4) Set yourself up for success by starting off with the right plants, in the right plant right place right time! Planting “warm season” plants for the summer and “cool season” plants in the winter will ensure that your plants are ready for the season they are being planted for. Check out our monthly online Master Gardenering classes (http://mgsb.ucanr.edu/) about what to plant each month in the garden to learn more! Short on time, have really hot summers in your area, or a short growing season like in the mountains? Find varieties of edibles that have words like “early harvest,” or “heat tolerant” (or “shade tolerant” if you have lots of shade in your area) in their name or description. Early harvest varieties will ripen in a shorter amount of time, meaning less time to care for them and less time for pests or heat to damage them. Heat tolerant varieties are suited to areas that are prone to hot spells and shade tolerant varieties do well in shaded yards. “Disease resistant” varieties (such as ‘VFN' tomatoes) can save frustration, time and disappointment. Herbs are another plant that can add spice and flavor to your life and kitchen and can also be low maintenance.
5) Check on your plants for 5 minutes each day, it is worth it! The best way to keep your plants healthy and happy is to find diseases, pests and weeds early. Spending five minutes can help you catch problems early before they take more time, money and resources to manage.
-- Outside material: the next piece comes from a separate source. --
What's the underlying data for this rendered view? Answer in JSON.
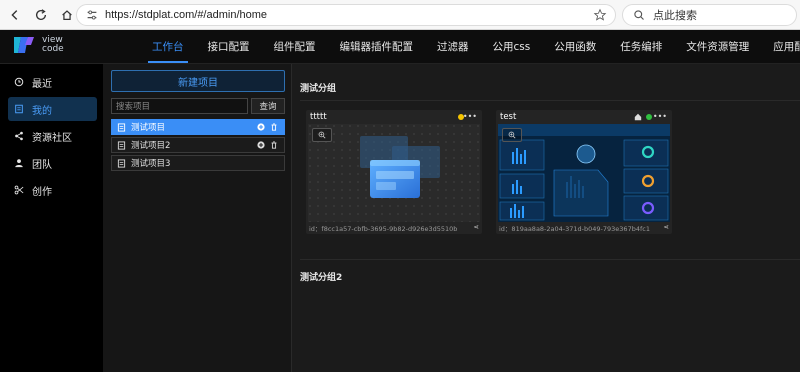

Also, when time is tight, and your mind is full of tasks and responsibilities a short garden break can help refresh your mind and spirits and give you more energy and clarity to get back to your busy schedule! Science backs it up; time outside and with plants is good for your body and mind!!
6) Keep water handy (or set up an irrigation system)! Fruits and vegetables suffer in flavor, texture, and overall health when they are not properly watered. Unlike the case with ornamental non-food crops, allowing edibles to dry out too much induces stress, increasing their susceptibility to pests and diseases. Overwatering can lead to disease-forming pathogens by reducing available oxygen in the rootzone. A cycle of underwatering and overwatering can lead to poor production and flavor and many health issues. Planting your edibles in a location you tend to look at everyday increases your ability to keep your eye on them for drought stress and tackle irrigation issues in a timely way.
7) Hydrozone!Hydrozoning is the placement of plants with similar water needs together. The challenge begins when we plant flowers, shrubs and native plants around our edible gardens to bring in pollinators and beneficial insects. Many drought-resistant plants don't like much (or any) supplemental water once established. It's important to water edible plants on a separate schedule. Unless you're hand-watering, avoid adding a tomato plant to your drought-tolerant shrub-bed, as well.
8) Mulch! Mulch keeps weeds out and reduces water evaporation from soil. It should be applied 3-4 inches deep on top of the soil around your plants and works great for potted plants, as well. Light colored mulch also buffers soil temperatures. It also keeps slugs and snails away.
9) Start with a good foundation (your soil and pots)! If you are short on time, it's important to start off right! Edibles do best with well-drained soil that is rich in organic matter. You can improve soil drainage of heavy clay-based soils and water-holding capacity of lighter sand-based soils by mixing compost or other forms of organic matter (at least 40% by volume) to garden soil at least 6 inches deep.
10) Reach out to our MG helpline! Don't forget that our Master Gardeners are here to help answer all of your plant related questions! We love being plant detectives and solving mysteries. No question is too small or silly! Just email us at firstname.lastname@example.org
11) Ok, I'm going to throw one more tip in there!! HAVE FUN and don't be afraid of making mistakes! That's how we learn and after a few seasons of trying and growing (and reaching out to the Master Gardener Helpline, attending our free classes online and checking out the resources we share on our website, social media and at our presentations) you will be amazed at how much you have learned from even a small garden! You can do it!! Start small, and don't give up.! It's a journey that has life long rewards for your mind and body.